Dying Without Dignity: a report on end-of-life care that shames the NHS

The name says it all. ‘Dying Without Dignity’ is the parliamentary health ombudsman’s report into over 300 complaints of the neglect of terminally ill patients by the NHS.

The BBC this morning highlights two horrible examples. One mother had to call an A&E doctor to come and give her son more pain relief because staff on the palliative care ward he had been on had failed to respond to her requests.

A 67-year-old man’s family learned of his terminal cancer diagnosis through a hospital note – before he knew himself. This ‘failed every principle of established good practice in breaking bad news’, says the report.

Julie Mellor, the ombudsman, uses uncompromising language:

‘Our investigations have found that patients have spent their last days in unnecessary pain, people have wrongly been denied their wish to die at home, and that poor communication between NHS staff and families has meant that people were unable to say goodbye to their loved ones.’

The Department of Health has acknowledged that these are shocking cases, but its statement is not very reassuring:

The five priorities for end of life care we brought in emphasise that doctors and nurses must involve patients and their families in decisions about their care, regularly review their treatment and share patients’ choices to make sure their wishes are respected. NHS England is working on making these priorities a reality for everyone who needs end-of-life care.

‘Working on making these priorities a reality’ is jargon. It’s the language of an organisation that faces systemic failure in this area. People die of a huge range of diseases and conditions, so we can’t point the finger at therapeutic failure in just one area of the NHS.

The report identifies bureaucratic blunders; incompetence in pain management; the insensitivity of doctors; and sheer callous laziness on the part of nurses who are too busy to deal with patients in agonising pain.

And all this at a time when nurses are threatening industrial action if their pay and conditions are threatened by Tory reforms – a warning that health secretary Jeremy Hunt describes as ‘ridiculous’.

Mr Hunt was appointed to his position in 2012 and has kept his job in the new government. Perhaps it’s time for him to join the dots between the stroppiness of the nurses over pay and conditions and some (though obviously not all) of the failures identified in ‘Dying Without Dignity’.

As innumerable family members of desperately ill patients will tell you, for every cheerful, efficient and compassionate member of the ward staff there is someone with an attitude problem – that is, someone who should never have been appointed in the first place and should have been sacked long ago.

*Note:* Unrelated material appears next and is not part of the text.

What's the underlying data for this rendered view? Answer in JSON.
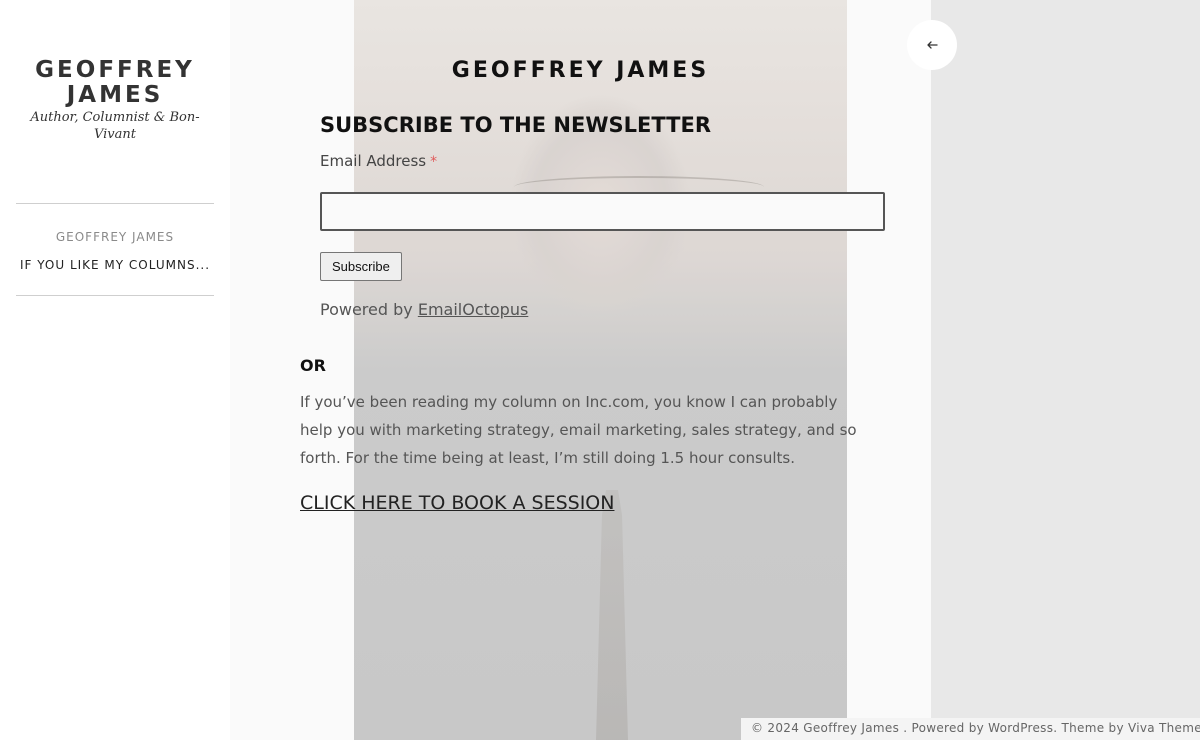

That, surely, is one of the fundamental problems identified by the ombudsman’s report. Platitudes about ‘best practice’ will get us nowhere while the NHS refuses to recognise this fact.